I loved the last part of the book where Levin really challenged himself and thought the ending quite beautiful.
This was my third or fourth reading of the book within 50 years and I am sure I won't wait so long for the next reading. It read very differently this time around. I highly recommend this classic. I find it to be a beautifully and calmly written novel. Tolstoy was indeed masterful with the pen.

27rainpebble
Editat: des. 13, 2016, 4:20pm



12. Wetzel by Richard Fleming; (4*); 946 pgs; ARC/ER; Net-Galley

Wetzel is written in a very simplistic manner which compliments this legend of a frontier man and which makes this long book accessible even to young readers who want to tackle a Big Fat Book.
Fleming has researched his material well and as a reader who has been fascinated with the frontier man, Lew Wetzel, for 57 years of my life, the only fault I could find with it was that his book is pretty complimentary to Wetzel. Lew Wetzel was truly a scamp of a man.
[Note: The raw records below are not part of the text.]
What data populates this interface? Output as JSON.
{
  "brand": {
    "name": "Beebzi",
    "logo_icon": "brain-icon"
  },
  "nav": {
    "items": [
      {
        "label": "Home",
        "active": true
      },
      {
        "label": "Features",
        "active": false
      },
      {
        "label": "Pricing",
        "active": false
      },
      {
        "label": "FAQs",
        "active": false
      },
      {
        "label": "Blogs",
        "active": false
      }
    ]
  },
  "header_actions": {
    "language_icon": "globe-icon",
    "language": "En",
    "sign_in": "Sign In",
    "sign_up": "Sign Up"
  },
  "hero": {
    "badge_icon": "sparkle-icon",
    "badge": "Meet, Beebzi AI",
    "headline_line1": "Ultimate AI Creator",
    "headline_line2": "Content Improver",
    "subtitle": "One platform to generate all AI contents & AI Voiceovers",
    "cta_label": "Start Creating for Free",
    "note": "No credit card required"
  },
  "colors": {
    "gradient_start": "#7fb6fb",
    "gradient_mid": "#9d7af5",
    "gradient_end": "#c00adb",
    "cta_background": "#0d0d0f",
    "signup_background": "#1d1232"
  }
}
He was blood thirsty, mean & snarly; not at all as he is portrayed in this book. But that aside, I enjoyed this book tremendously and it is written as a novel so we can expect all of that.
The Indian Wars and the redskins' raids on the forts & the settlers are well written. We get to know many of the characters, both white and Indian alike. The backstory of the trio of warriors who seek to hunt & kill Lew Wetzel is very interesting & the author is very upfront about this part of the story being total fiction whereas most of the story line is based on partial fact gleaned from Fleming's research.
If & when you read this novel, please don't omit the author's opening remarks nor his after notes. Fleming is quite open with his explanations & reasons for parts of the book noting where he got his information & how he either verified it or played on his imagination to complete story lines of the different characters.
I really liked this book & highly recommend it to anyone who has an interest in this time period of the West, the 1850s to the early 1900s.